Python provides a wide range of ways to modify lists.A single value in a list can be replaced by indexing and simple assignment: The number of elements inserted need not be equal to the number replaced. You can insert multiple elements in place of a single element—just use a slice that denotes only one element: Note: Technically, it isn’t quite correct to say a list must be concatenated with another list.loop is a way to do operations many times, a list is a way to store many values.
Python provides a wide range of ways to modify lists.Tags: Why Is Critical Thinking Important In CollegeLeather Thesis Binding LondonSport In Belarus EssayWharton Mba Essays 2012Research Intro PaperUsing Internet Geology Term PapersChoices And Consequences EssayEssays On Kate Chopin The Story Of An Hour
All the usual syntax regarding indices and slicing applies to sublists as well: .
An individual element in a sublist does not count as an element of the parent list(s).
We create a list by putting values inside square brackets and separating the values with commas: Data which can be modified in place is called mutable, while data which cannot be modified is called immutable. This does not mean that variables with string or number values are constants, but when we want to change the value of a string or number variable, we can only replace the old value with a completely new value.
Lists and arrays, on the other hand, are mutable: we can modify them after they have been created.
If we make a list and (attempt to) copy it then modify in place, we can cause all sorts of trouble: Subsets of lists and strings can be accessed by specifying ranges of values in brackets, similar to how we accessed ranges of positions in a Num Py array.

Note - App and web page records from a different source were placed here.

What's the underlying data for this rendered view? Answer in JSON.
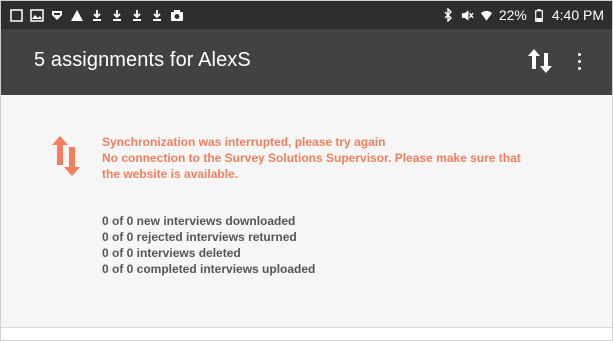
{
  "status_bar": {
    "left_icons": [
      "notification-square-icon",
      "gallery-icon",
      "badge-icon",
      "warning-icon",
      "download-icon",
      "download-icon",
      "download-icon",
      "download-icon",
      "camera-icon"
    ],
    "right_icons": [
      "bluetooth-icon",
      "mute-icon",
      "wifi-icon",
      "battery-icon"
    ],
    "battery_text": "22%",
    "time": "4:40 PM"
  },
  "app_bar": {
    "title": "5 assignments for AlexS",
    "sync_icon": "sync-arrows-icon",
    "menu_icon": "more-vert-icon"
  },
  "sync_status": {
    "icon": "sync-error-arrows-icon",
    "error_title": "Synchronization was interrupted, please try again",
    "error_message_line1": "No connection to the Survey Solutions Supervisor. Please make sure that",
    "error_message_line2": "the website is available.",
    "stats": [
      "0 of 0 new interviews downloaded",
      "0 of 0 rejected interviews returned",
      "0 of 0 interviews deleted",
      "0 of 0 completed interviews uploaded"
    ]
  },
  "colors": {
    "status_bar": "#2e2e2e",
    "app_bar": "#424242",
    "error": "#f27e5c",
    "stats_text": "#555555",
    "content_bg": "#f6f6f6"
  }
}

This is commonly referred to as “slicing” the list/string.You should consider both of these aspects when writing your code.While modifying in place, it is useful to remember that Python treats lists in a slightly counter-intuitive way.Lists are defined in Python by enclosing a comma-separated sequence of objects in square brackets ( Each of these features is examined in more detail below. (You will see a Python data type that is not ordered in the next tutorial on dictionaries.) Lists that have the same elements in a different order are not the same: Individual elements in a list can be accessed using an index in square brackets.This is exactly analogous to accessing individual characters in a string. Consider the following list: It’s not an accident that strings and lists behave so similarly.But what if we want to take a subset of entries that aren’t next to each other in the sequence?You can achieve this by providing a third argument to the range within the brackets, called the Notice that the slice taken begins with the first entry in the range, followed by entries taken at equally-spaced intervals (the steps) thereafter.But you can operate on a list literal as well: You have seen that an element in a list can be any sort of object. A list can contain sublists, which in turn can contain sublists themselves, and so on to arbitrary depth.Consider this (admittedly contrived) example: There is no limit, short of the extent of your computer’s memory, to the depth or complexity with which lists can be nested in this way.Would your solution work regardless of whether you knew beforehand the length of the string or list (e.g.if you wanted to apply the solution to a set of lists of different lengths)?